Updated Guidance for Cricket Indoors December 2020
Following the most recent Lockdown, and the introduction of new tiers across the country, the ECB has released a further update to its guidance for Cricket Indoors. All venues, coaching providers and clubs should read carefully before delivering activity indoors this winter.
The purpose of these guidelines is to offer practical guidance to venues, coaching providers and clubs on the steps they should take while undertaking cricket indoors. They should be read in conjunction with latest UK Government regulations but please note these guidelines could change in response to the current COVID-19 Alert Level or other Government advice in both areas. It is essential that venues, coaching providers and clubs follow the guidance.
In order to keep cricket going as it moves indoors, there will need to be adaptations in place for all, including venues, coaching providers, players, parents/carers, spectators and officials. Those adaptations relate to activity prior to, during and after cricket activity.
Please view the full guidance here:
ECB Guidance for Cricket Indoors in England - December 2020 Update
Changes to previous Guidance
This latest guidance is the third version of ECB's Indoor Guidance, and so we would make reference to the following main changes:
- New guidance on group size restrictions
- New guidance on face coverings
- New guidance on recording participant information for contact tracing schemes
Please find below links to latest supporting documents:
Updated Guidance for Cricket Indoors October 2020
Following the initial release of guidance, the ECB released updated guidance for Cricket Indoors in October 2020:

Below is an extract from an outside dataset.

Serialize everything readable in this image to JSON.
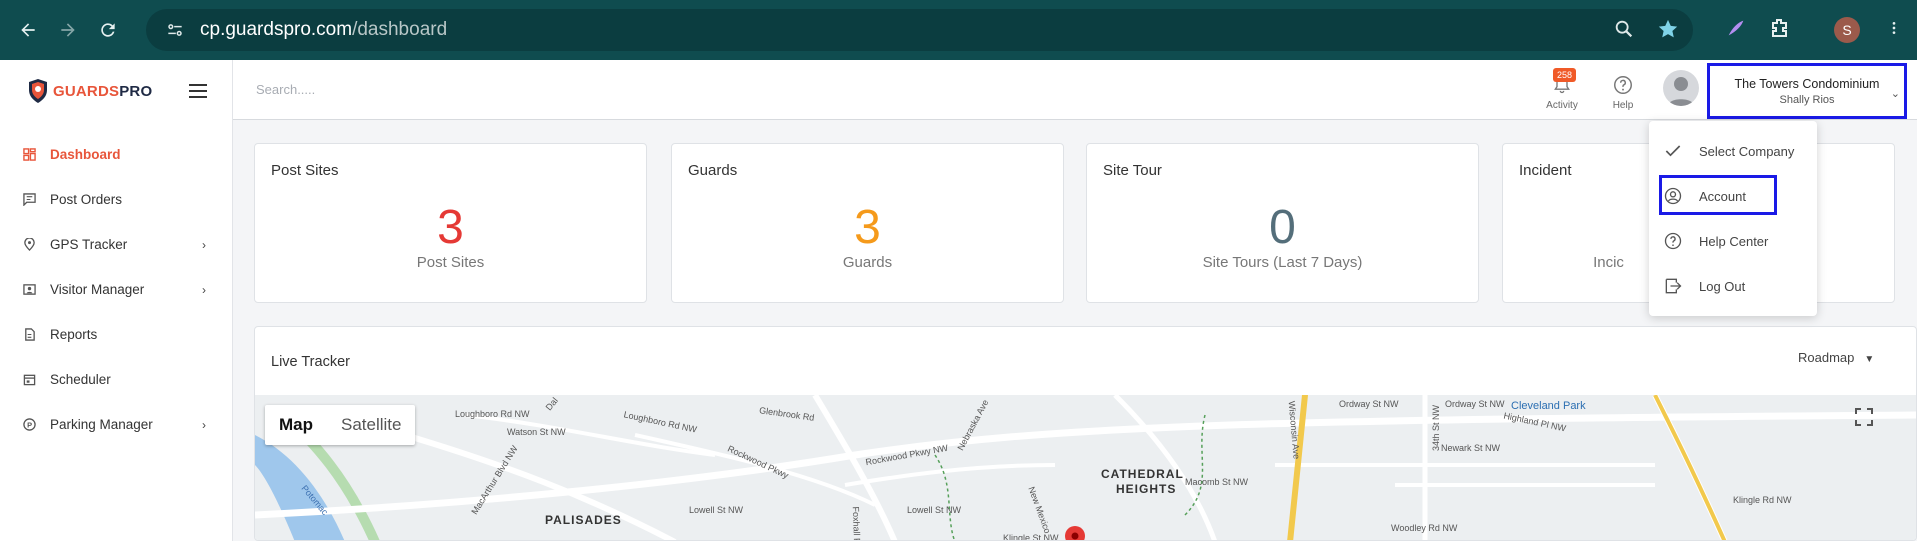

Friday, 18th September, the ECB issued their guidance for Cricket indoors. These were issued following sign off from DCMS.
Attached below you will find:
- ECB Guidance for Cricket Indoors – Full Guidance
- ECB Guidance for Cricket Indoors – Infographic
- ECB Coaching Provider or Club Checklist
- Risk assessment template
The purpose of these guidelines is to offer practical guidance to venues, coaching providers and clubs on the steps they should take while undertaking cricket indoors. They should be read in conjunction with latest UK and Welsh Government regulations. These guidelines could change in response to the current COVID-19 Alert Level or other Government advice.
In order to keep cricket going as it moves indoors, there will need to be adaptations in place for all, including venues, coaching providers, players, parents/carers, spectators and officials. Those adaptations relate to activity prior to, during and after cricket activity. There are also adaptations from the Step 4 outdoor guidance.